_Work item_. Could you count the lines in the entries beneath that hold the word "title"? Respond with the number alone.

_Extracted records_.
——————————
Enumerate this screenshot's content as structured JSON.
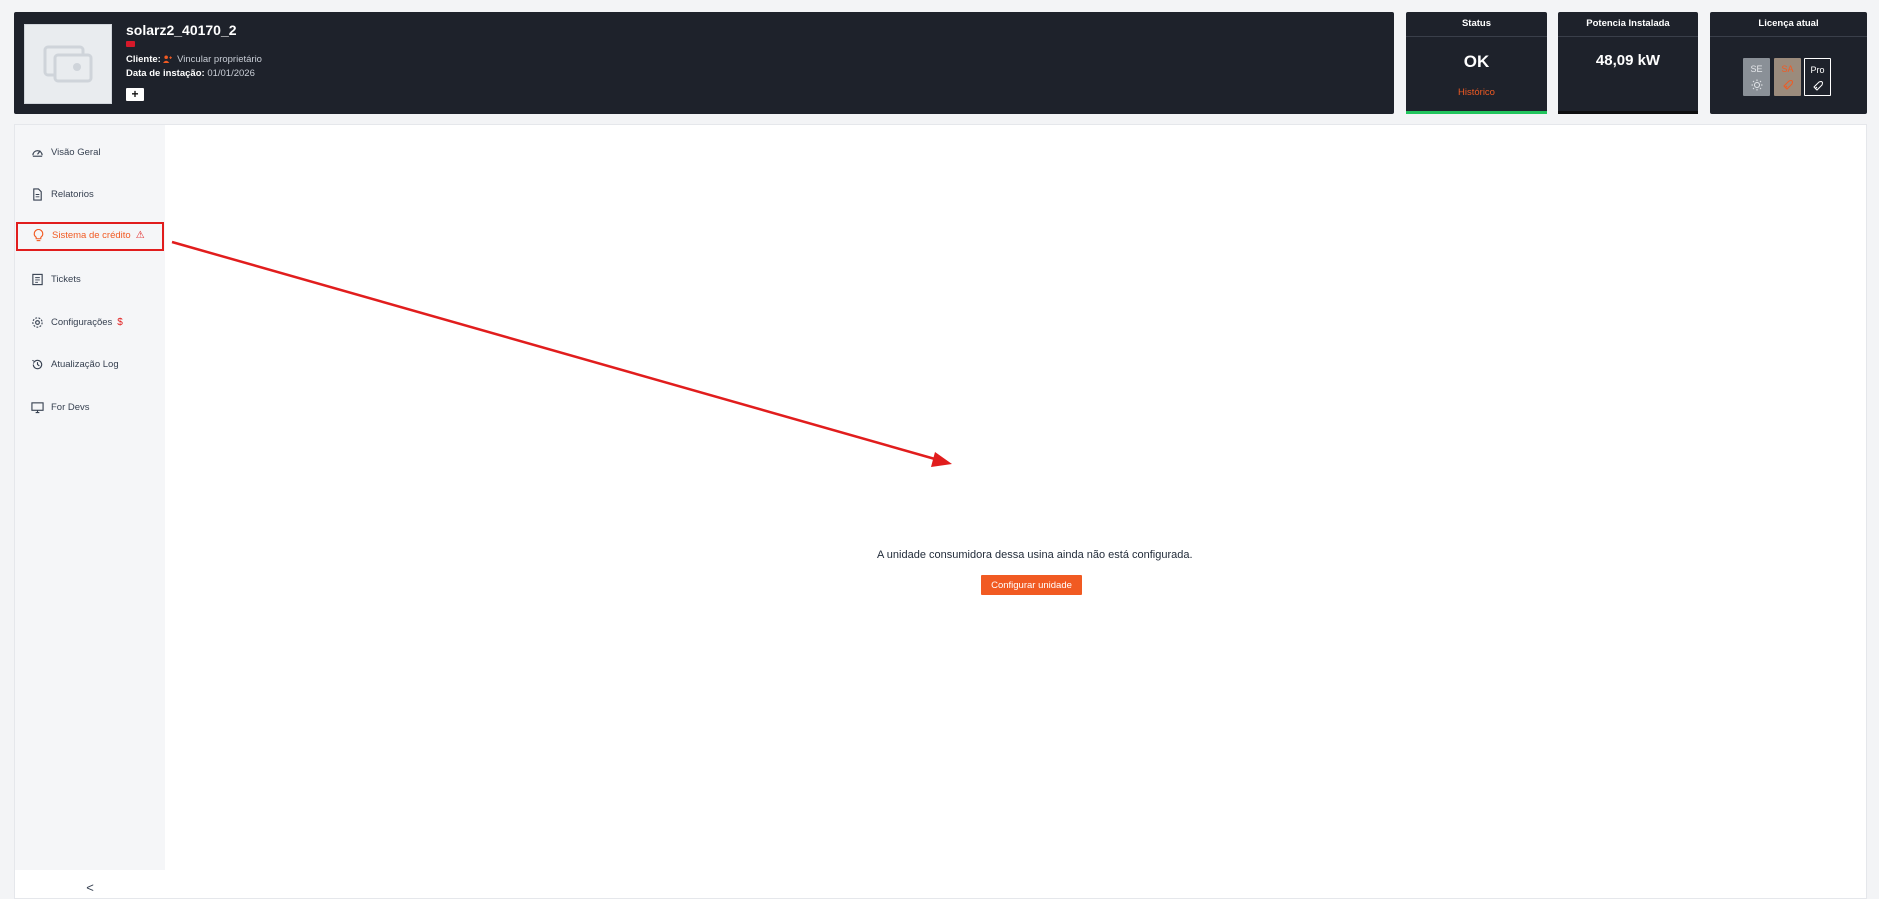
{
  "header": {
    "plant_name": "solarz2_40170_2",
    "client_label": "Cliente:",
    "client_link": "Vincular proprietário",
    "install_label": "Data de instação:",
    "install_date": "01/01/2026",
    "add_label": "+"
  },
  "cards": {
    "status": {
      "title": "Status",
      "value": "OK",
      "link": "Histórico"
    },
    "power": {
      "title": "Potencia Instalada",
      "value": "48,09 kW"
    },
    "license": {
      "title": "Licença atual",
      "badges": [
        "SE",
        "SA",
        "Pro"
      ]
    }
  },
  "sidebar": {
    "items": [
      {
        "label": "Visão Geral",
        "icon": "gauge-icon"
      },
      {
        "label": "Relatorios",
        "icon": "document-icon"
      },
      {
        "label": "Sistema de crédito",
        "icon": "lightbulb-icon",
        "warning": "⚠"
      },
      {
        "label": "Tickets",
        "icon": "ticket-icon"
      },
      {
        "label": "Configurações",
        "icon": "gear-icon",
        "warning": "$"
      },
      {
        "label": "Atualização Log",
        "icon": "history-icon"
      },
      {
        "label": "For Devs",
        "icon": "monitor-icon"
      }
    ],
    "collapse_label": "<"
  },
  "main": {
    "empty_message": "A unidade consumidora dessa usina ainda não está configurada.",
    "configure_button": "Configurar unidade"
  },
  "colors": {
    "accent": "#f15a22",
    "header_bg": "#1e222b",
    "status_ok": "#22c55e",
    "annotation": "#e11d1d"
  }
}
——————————
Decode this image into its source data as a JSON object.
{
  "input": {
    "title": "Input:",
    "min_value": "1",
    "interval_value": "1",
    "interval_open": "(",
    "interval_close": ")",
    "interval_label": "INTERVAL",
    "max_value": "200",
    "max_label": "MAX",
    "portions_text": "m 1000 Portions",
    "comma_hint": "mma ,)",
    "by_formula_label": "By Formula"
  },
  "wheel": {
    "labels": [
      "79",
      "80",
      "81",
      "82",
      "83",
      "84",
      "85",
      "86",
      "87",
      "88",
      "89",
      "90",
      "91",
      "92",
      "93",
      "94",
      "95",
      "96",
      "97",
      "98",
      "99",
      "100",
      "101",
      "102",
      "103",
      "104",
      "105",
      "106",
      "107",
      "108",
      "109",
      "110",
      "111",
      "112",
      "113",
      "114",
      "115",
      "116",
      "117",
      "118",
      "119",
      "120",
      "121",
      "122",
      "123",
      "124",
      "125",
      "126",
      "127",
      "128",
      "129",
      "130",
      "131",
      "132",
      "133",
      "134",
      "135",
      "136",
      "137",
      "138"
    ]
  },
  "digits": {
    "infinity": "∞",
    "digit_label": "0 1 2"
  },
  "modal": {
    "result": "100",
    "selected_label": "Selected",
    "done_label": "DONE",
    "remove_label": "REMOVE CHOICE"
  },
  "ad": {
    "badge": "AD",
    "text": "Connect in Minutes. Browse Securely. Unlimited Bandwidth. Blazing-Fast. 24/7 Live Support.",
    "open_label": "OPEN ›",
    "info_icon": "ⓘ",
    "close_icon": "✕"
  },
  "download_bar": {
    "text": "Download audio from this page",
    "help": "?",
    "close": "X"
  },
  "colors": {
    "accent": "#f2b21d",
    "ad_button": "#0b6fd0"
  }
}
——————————
_Written answer_. 4